GOP Debate Will Honor Reagan and Ignore His Disastrous War on Drugs

President Reagan speaking at a rally for Senator Durenberger
By Michael Evans, February 8, 1982
Courtesy of Ronald Reagan L
President Reagan speaking at a rally for Senator Durenberger By Michael Evans, February 8, 1982 Courtesy of Ronald Reagan Library, National Archives and Records Administration

Tonight, round two of the GOP presidential debate will be taking place at the Ronald Reagan Library in Simi Valley California. I am fairly confident that there will be glowing tributes to President Reagan and references to Reagan's "optimism" and "strength" and the need to "Make America Great Again."

What likely won't be highlighted is the role Ronald Reagan played in our country's disastrous war on drugs.

While Richard Nixon officially launched the drug war in 1971, his war was modest compared to Reagan's war. Reagan's presidency marked the start of a long period of skyrocketing rates of incarceration, largely thanks to his unprecedented expansion of the drug war. The number of people behind bars for nonviolent drug law violations increased from 50,000 in 1980 to more than 400,000 by 1997.

Ronald Reagan and his wife Nancy made the "drug crisis" one of their signature issues and our country is still suffering the consequences of their actions. While the public hysteria that they whipped up has now subsided, we're still stuck with the same draconian, zero-tolerance policies that were implemented in the 1980s.

Who can forget Nancy Reagan sitting in classrooms and all over our television sets with her simplistic "Just Say No" campaign? It was during this time that the DARE programs were implemented in schools across the country, despite their lack of effectiveness. Los Angeles Police Chief Daryl Gates, who believed that "casual drug users should be taken out and shot," founded the DARE program, which was quickly adopted nationwide.

Reagan's "war at home" was not only ineffective, it was devastating. Upon taking office in 1981, Reagan shifted drug control resources from health agencies to the Department of Justice. It was under Reagan's guidance in 1986 that the worst of the federal mandatory minimum drug laws were passed into law. These laws included the crack sentencing guidelines that meant that someone possessing just 5 grams (two sugar packets) worth of crack received an automatic 5 years in prison. These laws filled our prisons for decades with low-level drug users.

The irony is that Reagan's own daughter developed a cocaine problem, but I don't imagine Reagan pushed for her to serve 5 years in a cage for her addiction.

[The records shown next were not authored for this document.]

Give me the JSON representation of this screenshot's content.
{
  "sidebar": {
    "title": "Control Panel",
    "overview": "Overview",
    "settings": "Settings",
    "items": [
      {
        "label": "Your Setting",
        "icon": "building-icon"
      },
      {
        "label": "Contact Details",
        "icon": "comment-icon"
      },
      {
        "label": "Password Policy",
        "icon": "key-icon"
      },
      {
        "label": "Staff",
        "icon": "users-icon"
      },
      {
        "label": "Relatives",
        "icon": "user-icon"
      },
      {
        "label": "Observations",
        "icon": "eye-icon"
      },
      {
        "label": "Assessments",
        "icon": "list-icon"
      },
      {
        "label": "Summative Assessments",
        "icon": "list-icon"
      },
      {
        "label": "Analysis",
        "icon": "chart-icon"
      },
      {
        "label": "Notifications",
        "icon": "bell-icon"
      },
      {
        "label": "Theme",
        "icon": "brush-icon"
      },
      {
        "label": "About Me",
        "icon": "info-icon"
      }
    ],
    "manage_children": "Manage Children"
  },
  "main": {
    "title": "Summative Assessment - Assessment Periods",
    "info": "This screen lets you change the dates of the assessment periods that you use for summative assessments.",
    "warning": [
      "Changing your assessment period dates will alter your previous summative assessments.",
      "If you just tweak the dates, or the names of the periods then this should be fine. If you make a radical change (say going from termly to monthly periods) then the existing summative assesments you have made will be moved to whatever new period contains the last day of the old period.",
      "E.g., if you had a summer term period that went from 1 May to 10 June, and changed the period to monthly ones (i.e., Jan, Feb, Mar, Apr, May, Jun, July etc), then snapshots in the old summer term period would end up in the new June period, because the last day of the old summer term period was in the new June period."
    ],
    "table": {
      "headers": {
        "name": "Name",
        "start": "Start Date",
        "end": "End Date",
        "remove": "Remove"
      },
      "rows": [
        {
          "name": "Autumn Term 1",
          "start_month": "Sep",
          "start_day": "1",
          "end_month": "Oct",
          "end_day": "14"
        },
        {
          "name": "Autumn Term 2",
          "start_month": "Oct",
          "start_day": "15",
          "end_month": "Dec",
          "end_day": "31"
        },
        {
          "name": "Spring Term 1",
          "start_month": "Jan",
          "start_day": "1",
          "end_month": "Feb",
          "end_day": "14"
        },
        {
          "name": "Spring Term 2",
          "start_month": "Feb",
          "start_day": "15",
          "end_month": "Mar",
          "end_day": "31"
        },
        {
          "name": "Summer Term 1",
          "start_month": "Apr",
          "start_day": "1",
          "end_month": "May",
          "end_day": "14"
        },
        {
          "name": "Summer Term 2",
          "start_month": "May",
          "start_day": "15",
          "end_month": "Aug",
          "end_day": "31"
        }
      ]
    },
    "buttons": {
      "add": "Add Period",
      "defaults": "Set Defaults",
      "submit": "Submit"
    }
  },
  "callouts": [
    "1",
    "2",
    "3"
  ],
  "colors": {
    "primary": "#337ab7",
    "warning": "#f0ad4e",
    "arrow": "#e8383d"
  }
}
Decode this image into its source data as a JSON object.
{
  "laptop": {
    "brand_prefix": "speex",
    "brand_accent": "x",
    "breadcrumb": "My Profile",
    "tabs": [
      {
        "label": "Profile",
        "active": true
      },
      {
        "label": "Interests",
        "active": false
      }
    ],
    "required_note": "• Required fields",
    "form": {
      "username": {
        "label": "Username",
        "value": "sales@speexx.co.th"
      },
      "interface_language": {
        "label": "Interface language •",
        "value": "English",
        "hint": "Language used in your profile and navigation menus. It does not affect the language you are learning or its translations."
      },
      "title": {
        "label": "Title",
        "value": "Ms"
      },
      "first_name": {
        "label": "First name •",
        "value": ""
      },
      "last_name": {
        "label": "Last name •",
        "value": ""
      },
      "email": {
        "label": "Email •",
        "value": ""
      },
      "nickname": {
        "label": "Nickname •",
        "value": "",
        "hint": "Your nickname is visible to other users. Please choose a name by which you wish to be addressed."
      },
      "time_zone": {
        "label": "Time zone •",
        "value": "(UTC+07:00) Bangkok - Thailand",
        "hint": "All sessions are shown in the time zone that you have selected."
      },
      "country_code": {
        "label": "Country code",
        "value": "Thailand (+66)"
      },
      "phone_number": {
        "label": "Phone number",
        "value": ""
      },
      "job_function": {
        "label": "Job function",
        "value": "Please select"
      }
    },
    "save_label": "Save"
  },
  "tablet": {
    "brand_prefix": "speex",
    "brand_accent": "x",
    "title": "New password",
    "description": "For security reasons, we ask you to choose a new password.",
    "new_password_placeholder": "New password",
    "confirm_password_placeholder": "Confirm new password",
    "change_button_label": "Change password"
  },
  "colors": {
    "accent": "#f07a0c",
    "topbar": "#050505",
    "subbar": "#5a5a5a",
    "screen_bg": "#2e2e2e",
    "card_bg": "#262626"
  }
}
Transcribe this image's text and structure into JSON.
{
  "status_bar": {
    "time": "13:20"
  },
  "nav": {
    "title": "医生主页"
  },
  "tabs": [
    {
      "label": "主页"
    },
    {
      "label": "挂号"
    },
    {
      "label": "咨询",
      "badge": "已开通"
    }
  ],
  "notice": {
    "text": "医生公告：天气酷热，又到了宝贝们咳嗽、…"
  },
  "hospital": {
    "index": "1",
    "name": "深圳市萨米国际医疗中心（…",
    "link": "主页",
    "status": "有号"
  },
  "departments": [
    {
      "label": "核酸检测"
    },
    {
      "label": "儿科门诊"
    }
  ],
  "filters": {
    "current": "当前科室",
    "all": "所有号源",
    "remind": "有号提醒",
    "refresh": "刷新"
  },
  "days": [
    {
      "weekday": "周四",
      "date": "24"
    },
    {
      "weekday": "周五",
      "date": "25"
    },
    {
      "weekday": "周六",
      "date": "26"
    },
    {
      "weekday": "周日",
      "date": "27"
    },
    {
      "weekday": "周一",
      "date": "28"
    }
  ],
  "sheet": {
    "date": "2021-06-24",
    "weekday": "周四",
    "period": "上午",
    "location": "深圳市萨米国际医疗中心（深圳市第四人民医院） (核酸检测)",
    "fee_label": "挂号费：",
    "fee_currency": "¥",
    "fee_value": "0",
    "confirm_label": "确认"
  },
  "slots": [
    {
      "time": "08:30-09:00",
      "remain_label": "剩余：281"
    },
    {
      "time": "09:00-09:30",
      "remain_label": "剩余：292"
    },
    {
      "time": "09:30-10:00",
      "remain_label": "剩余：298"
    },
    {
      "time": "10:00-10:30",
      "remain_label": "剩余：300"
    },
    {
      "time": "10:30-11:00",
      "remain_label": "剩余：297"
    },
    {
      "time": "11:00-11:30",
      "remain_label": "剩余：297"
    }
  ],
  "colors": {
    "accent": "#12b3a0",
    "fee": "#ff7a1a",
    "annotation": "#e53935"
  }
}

Ronald Reagan's harsh drug policies didn't just lead to skyrocketing prison populations. He also helped block syringe exchange programs and other harm reduction policies that could have prevented hundreds of thousands of people from contracting HIV and dying from AIDS.

While Ronald and Nancy Reagan were demonizing people who use drugs at home, their foreign policy objectives included funding the Contras in Nicaragua who played a role in flooding Los Angeles and other cities in the United States with crack cocaine.

In 2015, leaders from across the political spectrum are distancing themselves from mass incarceration and the war on drugs. While there is gridlock on many of the issues of the day, cutting our prison population is one that is finding bipartisan support. There is legislation moving forward in D.C. and unlikely allies from Newt Gingrich and the Koch Brothers to Van Jones and the ACLU are mobilizing around cutting our prison population by 50%.

It is predictable that many will gush over Ronald Reagan tonight. But let's remember that Ronald Reagan amplified a war on people of the United States that continues to haunt us today. And it is time for our leaders to find an exit strategy from this unwinnable war.

Tony Newman is the director of media relations at the Drug PolicyAlliance(www.drugpolicy.org)

This piece first appeared on the Drug Policy Alliance Blog.